Prime Minister Vazgen Sarkisian, a former defense minister, and Karen S. Demirchian, parliamentary speaker and Armenia’s Soviet-era leader, were among the dead.

After at least 40 hostages from the all-night standoff between the gunmen and government forces were freed early Thursday and the attackers surrendered, Kocharian met with surviving political leaders and was assured of support by opponents as well as allies.

But the motives for the assassinations remained as mysterious as the attack was shocking. Political analysts and Armenian diplomats dismissed reports that the assailants were carrying out a coup, noting that the gunmen were obviously unprepared to seize power after the bloodshed.

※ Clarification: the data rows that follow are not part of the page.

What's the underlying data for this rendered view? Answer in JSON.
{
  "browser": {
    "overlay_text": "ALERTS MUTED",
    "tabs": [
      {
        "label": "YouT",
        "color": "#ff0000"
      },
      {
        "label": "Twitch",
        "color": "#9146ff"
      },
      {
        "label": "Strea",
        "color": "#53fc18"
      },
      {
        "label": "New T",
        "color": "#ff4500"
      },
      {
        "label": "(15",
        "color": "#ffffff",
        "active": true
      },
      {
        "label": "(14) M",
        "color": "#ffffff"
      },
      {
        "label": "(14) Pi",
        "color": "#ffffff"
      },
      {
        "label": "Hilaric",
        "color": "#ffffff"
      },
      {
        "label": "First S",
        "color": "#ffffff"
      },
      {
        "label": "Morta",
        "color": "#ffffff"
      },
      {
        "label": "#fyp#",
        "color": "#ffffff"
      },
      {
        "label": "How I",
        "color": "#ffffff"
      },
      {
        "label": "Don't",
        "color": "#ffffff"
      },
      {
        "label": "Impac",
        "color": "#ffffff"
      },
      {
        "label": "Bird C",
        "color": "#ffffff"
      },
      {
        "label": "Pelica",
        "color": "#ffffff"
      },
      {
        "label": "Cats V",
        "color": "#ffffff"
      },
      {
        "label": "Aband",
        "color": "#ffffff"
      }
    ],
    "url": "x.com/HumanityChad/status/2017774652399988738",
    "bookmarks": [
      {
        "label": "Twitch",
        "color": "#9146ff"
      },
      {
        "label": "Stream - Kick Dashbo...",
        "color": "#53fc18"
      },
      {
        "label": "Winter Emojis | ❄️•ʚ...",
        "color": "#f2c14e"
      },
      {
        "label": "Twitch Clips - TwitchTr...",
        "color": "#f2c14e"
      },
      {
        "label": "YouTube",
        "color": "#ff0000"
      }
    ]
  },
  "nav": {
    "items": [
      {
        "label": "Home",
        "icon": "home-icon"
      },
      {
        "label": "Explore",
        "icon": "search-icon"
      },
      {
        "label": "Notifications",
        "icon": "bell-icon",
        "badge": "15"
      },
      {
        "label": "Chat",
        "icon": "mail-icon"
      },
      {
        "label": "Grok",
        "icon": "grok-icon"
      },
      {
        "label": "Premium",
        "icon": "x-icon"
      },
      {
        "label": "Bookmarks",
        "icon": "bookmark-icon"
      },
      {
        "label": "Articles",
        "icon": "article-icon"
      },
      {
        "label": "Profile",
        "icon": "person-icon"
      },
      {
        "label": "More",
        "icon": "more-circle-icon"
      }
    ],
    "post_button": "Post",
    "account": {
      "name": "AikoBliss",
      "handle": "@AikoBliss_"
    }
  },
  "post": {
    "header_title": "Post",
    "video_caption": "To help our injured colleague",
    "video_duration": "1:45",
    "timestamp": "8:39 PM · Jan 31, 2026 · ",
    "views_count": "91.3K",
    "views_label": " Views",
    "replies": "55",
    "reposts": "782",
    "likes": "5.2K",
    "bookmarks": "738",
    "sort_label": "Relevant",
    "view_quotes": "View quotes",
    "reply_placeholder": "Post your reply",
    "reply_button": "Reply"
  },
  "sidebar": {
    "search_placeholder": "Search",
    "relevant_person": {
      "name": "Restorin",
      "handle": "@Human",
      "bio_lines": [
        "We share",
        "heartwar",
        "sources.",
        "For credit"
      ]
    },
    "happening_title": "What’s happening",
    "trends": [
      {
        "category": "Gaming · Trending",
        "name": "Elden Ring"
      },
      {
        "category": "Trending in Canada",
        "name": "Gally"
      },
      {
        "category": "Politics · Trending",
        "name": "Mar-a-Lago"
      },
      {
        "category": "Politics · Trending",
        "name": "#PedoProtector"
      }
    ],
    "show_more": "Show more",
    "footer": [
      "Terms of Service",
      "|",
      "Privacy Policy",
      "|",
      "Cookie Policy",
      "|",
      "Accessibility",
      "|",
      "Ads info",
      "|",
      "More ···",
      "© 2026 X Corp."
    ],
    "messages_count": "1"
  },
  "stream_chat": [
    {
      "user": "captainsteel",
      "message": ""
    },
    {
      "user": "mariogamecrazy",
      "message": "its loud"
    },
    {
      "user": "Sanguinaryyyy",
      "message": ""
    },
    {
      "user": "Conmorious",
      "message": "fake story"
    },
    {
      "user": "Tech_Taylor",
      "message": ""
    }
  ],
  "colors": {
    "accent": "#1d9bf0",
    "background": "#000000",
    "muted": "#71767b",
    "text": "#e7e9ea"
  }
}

The men demanded television air time to address the nation, but put no political conditions on their surrender.

The killings also appeared unrelated to the protracted and passionate dispute over Nagorno-Karabakh, an Armenian-populated enclave within neighboring Azerbaijan that has proclaimed independence.

Armenia’s ambassador to Russia, Suren Saakian, told Echo of Moscow radio that there was no chance of “the so-called Karabakh footprint” because the leaders killed had been among the most vocal in defending Armenian interests in the region.

“It looks very much like a spontaneous act of blind fury,” political analyst David Petrosian of the Noyan Tapan information agency said in an interview from the Armenian capital.

However, Petrosian added, frustration with the country’s enduring poverty fails to explain how five heavily armed men could plot and execute such an attack. He speculated that the assailants may have been contract killers hired by corrupt businesspeople fearful of becoming targets of a crackdown recently threatened by Sarkisian.